WeWork, the start-up once poised to become the year’s biggest and most eagerly anticipated initial public offerings before abruptly canceling its floatation plans, will be bailed out and taken over by SoftBank at a steeply discounted valuation.
With the office-sharing company nearly out of cash, The Wall Street Journal reported Tuesday morning that WeWork’s board approved the takeover. Softbank, the investment vehicle led by Japanese billionaire Masayoshi Son, will shell out between $4 billion and $5 billion in fresh funding.
The deal values WeWork near $8 billion — a staggering drop from the $47 billion once proffered by the company when it first filed to go public.
One of Silicon Valley’s highly coveted “unicorns” — a company valued over $1 billion — WeWork has suffered a stunning fall from grace in the weeks since it pulled its plans to go public late last month.
Buffeted by skepticism from investors and questions about its governance, the company — which has yet to turn a profit — is reportedly working with JPMorgan Chase (JPM) to arrange fresh capital as a cash crunch looms. According to The Journal’s reporting, the bank is fielding options that include bringing together outside investors, one of which is Japanese lender Mizuho Financial, according to Reuters.
In September, S&P Global downgraded WeWork’s credit rating, citing doubts about the company’s ability to “meet its capital investment funding needs and liquidity covenant over the next 12 months,” the firm said in its action.
“Underpinning these uncertainties are challenging market conditions including a heightened risk of recession in the U.S., Brexit worries, and a slowdown of the Chinese economy (both London and China are major markets for The We Company),” S&P added.
The WSJ reported that WeWork’s co-founder Adam Neumann — who was ousted earlier this month — would see his role in the company further diminished in a SoftBank-led bailout. SoftBank may purchase some of his stake and would curtail his voting rights, sources told the publication.

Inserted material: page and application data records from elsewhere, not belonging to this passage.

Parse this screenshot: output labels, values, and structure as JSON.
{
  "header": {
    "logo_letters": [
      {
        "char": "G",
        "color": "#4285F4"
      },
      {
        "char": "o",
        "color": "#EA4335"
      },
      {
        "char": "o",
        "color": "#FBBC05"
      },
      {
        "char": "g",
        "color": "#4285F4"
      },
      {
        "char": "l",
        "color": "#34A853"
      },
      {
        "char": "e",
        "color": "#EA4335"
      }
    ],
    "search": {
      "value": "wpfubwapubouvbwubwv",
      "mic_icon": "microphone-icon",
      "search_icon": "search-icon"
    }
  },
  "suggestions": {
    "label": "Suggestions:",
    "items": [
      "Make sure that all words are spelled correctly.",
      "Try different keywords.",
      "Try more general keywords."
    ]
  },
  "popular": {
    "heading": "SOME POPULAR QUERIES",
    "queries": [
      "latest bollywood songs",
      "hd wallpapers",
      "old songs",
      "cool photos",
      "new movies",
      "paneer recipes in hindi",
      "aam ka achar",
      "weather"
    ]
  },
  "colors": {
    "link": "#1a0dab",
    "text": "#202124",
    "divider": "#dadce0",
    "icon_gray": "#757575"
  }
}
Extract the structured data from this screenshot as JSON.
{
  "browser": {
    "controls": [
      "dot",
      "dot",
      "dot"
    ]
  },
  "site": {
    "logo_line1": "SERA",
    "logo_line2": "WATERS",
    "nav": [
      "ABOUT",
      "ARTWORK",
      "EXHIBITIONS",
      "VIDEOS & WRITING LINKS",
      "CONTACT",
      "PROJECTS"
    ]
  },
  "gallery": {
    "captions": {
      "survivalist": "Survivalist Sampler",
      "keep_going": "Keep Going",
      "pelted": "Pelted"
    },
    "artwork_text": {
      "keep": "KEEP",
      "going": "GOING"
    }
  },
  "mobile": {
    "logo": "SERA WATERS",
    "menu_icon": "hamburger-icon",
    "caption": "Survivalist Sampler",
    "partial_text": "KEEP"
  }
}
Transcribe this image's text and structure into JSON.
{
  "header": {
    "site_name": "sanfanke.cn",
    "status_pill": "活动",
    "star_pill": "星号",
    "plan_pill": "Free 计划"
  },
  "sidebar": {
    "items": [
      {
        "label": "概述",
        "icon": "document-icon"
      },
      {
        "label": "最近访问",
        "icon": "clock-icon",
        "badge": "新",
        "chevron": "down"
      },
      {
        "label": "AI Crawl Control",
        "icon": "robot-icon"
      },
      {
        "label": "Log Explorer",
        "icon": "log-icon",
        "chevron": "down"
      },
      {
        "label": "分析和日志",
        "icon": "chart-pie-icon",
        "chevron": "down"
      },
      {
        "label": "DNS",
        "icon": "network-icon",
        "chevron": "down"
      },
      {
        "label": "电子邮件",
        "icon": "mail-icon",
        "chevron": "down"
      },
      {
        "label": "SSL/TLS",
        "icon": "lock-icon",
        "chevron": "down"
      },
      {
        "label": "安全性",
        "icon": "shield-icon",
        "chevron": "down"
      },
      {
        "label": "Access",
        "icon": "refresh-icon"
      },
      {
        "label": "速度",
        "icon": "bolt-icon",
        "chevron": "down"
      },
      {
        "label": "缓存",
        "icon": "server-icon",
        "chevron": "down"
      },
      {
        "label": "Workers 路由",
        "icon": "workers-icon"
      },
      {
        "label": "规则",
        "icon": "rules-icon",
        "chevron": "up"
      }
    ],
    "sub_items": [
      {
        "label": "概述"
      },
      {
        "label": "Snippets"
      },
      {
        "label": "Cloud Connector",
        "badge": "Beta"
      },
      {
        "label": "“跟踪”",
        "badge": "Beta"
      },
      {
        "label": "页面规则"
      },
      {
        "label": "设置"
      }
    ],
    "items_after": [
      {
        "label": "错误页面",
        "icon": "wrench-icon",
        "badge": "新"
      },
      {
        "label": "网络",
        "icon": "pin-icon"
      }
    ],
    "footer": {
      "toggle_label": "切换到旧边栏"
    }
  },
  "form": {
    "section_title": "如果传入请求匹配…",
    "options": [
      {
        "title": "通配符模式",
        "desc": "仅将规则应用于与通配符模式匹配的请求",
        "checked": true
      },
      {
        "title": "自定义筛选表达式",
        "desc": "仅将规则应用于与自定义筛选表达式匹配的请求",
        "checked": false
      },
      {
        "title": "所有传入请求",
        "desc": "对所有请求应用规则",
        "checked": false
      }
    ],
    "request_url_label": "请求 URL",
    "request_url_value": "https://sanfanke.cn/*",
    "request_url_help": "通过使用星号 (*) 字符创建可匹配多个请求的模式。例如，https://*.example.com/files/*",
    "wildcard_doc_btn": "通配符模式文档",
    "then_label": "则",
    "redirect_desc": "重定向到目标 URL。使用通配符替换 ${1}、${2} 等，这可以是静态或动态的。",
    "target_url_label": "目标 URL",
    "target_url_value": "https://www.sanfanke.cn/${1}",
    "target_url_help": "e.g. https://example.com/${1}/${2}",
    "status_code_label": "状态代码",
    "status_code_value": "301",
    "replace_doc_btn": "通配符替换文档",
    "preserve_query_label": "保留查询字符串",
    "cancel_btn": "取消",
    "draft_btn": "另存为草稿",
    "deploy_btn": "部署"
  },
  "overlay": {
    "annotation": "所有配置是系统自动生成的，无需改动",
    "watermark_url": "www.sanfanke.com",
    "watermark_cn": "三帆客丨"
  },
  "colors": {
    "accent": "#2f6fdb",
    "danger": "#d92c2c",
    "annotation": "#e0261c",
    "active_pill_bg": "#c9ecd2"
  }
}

Representatives for WeWork and SoftBank did not immediately return Yahoo Finance’s request for comment.
Javier David is an editor for Yahoo Finance. Follow Javier on Twitter: @TeflonGeek